WHAT YOU WILL DO:
Count the lines below containing "this"; state the number only.

Records from a dataset:
────────────────────

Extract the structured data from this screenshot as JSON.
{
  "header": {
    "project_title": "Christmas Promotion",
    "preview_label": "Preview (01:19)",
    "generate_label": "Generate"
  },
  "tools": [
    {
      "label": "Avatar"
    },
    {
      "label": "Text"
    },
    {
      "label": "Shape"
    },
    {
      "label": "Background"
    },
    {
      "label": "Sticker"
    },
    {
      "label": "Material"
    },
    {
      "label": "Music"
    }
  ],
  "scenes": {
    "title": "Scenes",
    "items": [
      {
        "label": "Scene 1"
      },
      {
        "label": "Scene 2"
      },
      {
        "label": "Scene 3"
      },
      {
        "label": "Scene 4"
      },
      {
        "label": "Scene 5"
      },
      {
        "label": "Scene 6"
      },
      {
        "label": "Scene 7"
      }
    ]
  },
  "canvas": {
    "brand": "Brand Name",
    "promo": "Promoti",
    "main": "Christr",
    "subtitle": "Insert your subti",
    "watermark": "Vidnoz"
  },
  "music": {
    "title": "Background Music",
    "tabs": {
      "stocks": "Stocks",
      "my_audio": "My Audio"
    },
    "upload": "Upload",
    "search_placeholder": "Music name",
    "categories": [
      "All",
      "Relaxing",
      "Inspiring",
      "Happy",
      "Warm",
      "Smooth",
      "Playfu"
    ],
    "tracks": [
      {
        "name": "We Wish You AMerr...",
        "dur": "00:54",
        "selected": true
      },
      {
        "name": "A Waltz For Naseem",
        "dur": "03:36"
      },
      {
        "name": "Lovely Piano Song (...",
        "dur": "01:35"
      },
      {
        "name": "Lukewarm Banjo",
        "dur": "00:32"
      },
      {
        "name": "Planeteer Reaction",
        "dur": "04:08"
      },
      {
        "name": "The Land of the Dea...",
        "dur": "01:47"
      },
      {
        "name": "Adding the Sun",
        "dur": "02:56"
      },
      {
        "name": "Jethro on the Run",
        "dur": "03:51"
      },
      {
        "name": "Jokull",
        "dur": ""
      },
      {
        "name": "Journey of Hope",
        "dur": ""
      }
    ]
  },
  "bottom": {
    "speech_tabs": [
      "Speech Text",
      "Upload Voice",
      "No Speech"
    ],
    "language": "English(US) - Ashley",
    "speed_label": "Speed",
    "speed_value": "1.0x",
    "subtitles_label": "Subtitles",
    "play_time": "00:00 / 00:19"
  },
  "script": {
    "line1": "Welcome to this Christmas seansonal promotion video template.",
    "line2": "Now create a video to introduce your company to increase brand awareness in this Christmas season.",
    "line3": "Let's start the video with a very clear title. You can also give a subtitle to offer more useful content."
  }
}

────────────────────

COMPLETED TASK:
3